● **WHAT THIS TASK INVOLVES**: I'd like every entry returned exactly as it is, with the images left out.

Stored data:
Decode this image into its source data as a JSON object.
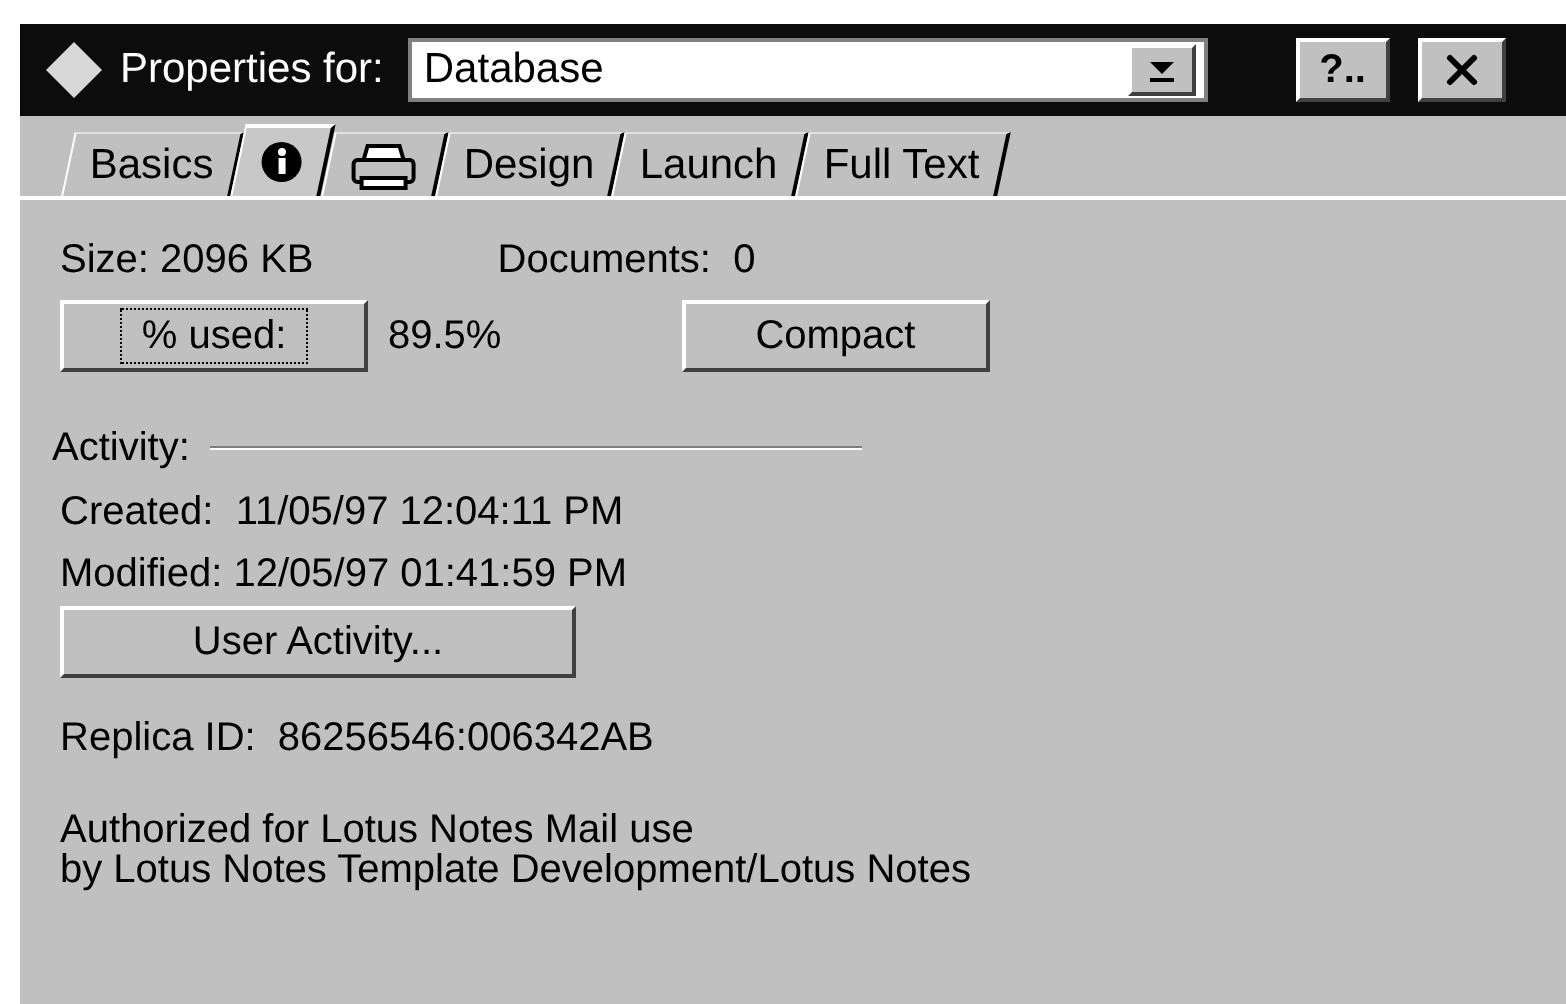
{
  "title_bar": {
    "label": "Properties for:",
    "dropdown": {
      "value": "Database"
    },
    "help_button": "?.."
  },
  "tabs": [
    {
      "kind": "text",
      "label": "Basics",
      "selected": false
    },
    {
      "kind": "info",
      "selected": true
    },
    {
      "kind": "printer",
      "selected": false
    },
    {
      "kind": "text",
      "label": "Design",
      "selected": false
    },
    {
      "kind": "text",
      "label": "Launch",
      "selected": false
    },
    {
      "kind": "text",
      "label": "Full Text",
      "selected": false
    }
  ],
  "info": {
    "size": "Size: 2096 KB",
    "documents": "Documents:  0",
    "percent_button": {
      "label": "% used:",
      "focused": true
    },
    "percent_value": "89.5%",
    "compact_button": "Compact",
    "activity_heading": "Activity:",
    "created": "Created:  11/05/97 12:04:11 PM",
    "modified": "Modified: 12/05/97 01:41:59 PM",
    "user_activity_button": "User Activity...",
    "replica_id": "Replica ID:  86256546:006342AB",
    "description": [
      "Authorized for Lotus Notes Mail use",
      "by Lotus Notes Template Development/Lotus Notes"
    ]
  }
}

● **RESULT FOR THIS EXERCISE**:
Decode this image into its source data as a JSON object.
{
  "title_bar": {
    "label": "Properties for:",
    "dropdown": {
      "value": "Database"
    },
    "help_button": "?.."
  },
  "tabs": [
    {
      "kind": "text",
      "label": "Basics",
      "selected": false
    },
    {
      "kind": "info",
      "selected": true
    },
    {
      "kind": "printer",
      "selected": false
    },
    {
      "kind": "text",
      "label": "Design",
      "selected": false
    },
    {
      "kind": "text",
      "label": "Launch",
      "selected": false
    },
    {
      "kind": "text",
      "label": "Full Text",
      "selected": false
    }
  ],
  "info": {
    "size": "Size: 2096 KB",
    "documents": "Documents:  0",
    "percent_button": {
      "label": "% used:",
      "focused": true
    },
    "percent_value": "89.5%",
    "compact_button": "Compact",
    "activity_heading": "Activity:",
    "created": "Created:  11/05/97 12:04:11 PM",
    "modified": "Modified: 12/05/97 01:41:59 PM",
    "user_activity_button": "User Activity...",
    "replica_id": "Replica ID:  86256546:006342AB",
    "description": [
      "Authorized for Lotus Notes Mail use",
      "by Lotus Notes Template Development/Lotus Notes"
    ]
  }
}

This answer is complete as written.